• EXERCISE: Everything in the data below except the pictures must be repeated word for word.

• DATA EXTRACTS:
════

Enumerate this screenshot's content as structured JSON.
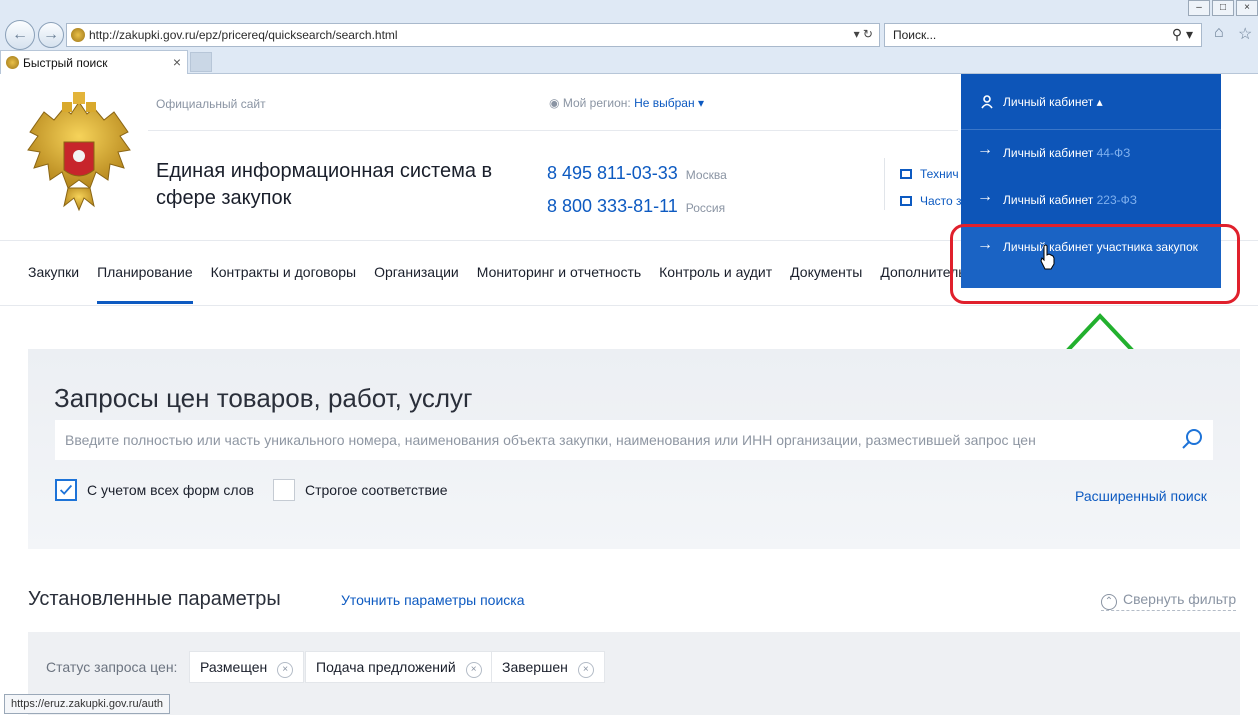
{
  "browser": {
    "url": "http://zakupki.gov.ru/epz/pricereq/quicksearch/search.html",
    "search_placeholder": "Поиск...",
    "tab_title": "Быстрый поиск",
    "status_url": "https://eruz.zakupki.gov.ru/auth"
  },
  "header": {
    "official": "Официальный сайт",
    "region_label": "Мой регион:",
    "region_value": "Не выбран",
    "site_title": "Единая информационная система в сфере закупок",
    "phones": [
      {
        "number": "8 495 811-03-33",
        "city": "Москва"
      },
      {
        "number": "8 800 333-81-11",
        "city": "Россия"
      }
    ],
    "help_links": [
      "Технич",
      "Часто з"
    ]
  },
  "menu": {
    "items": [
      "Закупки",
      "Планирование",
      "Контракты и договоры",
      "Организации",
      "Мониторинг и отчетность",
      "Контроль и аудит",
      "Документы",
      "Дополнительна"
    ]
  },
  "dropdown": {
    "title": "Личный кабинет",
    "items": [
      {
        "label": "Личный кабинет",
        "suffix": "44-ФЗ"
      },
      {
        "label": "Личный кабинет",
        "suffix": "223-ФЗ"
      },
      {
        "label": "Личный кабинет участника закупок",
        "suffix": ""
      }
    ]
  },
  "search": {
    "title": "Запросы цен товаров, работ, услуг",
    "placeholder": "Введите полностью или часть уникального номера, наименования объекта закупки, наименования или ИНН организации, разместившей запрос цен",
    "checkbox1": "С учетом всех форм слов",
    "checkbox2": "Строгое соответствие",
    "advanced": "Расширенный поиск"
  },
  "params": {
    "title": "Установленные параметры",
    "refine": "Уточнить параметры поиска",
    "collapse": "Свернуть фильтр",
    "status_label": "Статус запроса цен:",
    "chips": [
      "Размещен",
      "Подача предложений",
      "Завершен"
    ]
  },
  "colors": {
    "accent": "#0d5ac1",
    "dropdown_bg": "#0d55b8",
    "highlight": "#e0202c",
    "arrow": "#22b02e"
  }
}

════

• OUTPUT FOR THIS EXERCISE:
Enumerate this screenshot's content as structured JSON.
{
  "browser": {
    "url": "http://zakupki.gov.ru/epz/pricereq/quicksearch/search.html",
    "search_placeholder": "Поиск...",
    "tab_title": "Быстрый поиск",
    "status_url": "https://eruz.zakupki.gov.ru/auth"
  },
  "header": {
    "official": "Официальный сайт",
    "region_label": "Мой регион:",
    "region_value": "Не выбран",
    "site_title": "Единая информационная система в сфере закупок",
    "phones": [
      {
        "number": "8 495 811-03-33",
        "city": "Москва"
      },
      {
        "number": "8 800 333-81-11",
        "city": "Россия"
      }
    ],
    "help_links": [
      "Технич",
      "Часто з"
    ]
  },
  "menu": {
    "items": [
      "Закупки",
      "Планирование",
      "Контракты и договоры",
      "Организации",
      "Мониторинг и отчетность",
      "Контроль и аудит",
      "Документы",
      "Дополнительна"
    ]
  },
  "dropdown": {
    "title": "Личный кабинет",
    "items": [
      {
        "label": "Личный кабинет",
        "suffix": "44-ФЗ"
      },
      {
        "label": "Личный кабинет",
        "suffix": "223-ФЗ"
      },
      {
        "label": "Личный кабинет участника закупок",
        "suffix": ""
      }
    ]
  },
  "search": {
    "title": "Запросы цен товаров, работ, услуг",
    "placeholder": "Введите полностью или часть уникального номера, наименования объекта закупки, наименования или ИНН организации, разместившей запрос цен",
    "checkbox1": "С учетом всех форм слов",
    "checkbox2": "Строгое соответствие",
    "advanced": "Расширенный поиск"
  },
  "params": {
    "title": "Установленные параметры",
    "refine": "Уточнить параметры поиска",
    "collapse": "Свернуть фильтр",
    "status_label": "Статус запроса цен:",
    "chips": [
      "Размещен",
      "Подача предложений",
      "Завершен"
    ]
  },
  "colors": {
    "accent": "#0d5ac1",
    "dropdown_bg": "#0d55b8",
    "highlight": "#e0202c",
    "arrow": "#22b02e"
  }
}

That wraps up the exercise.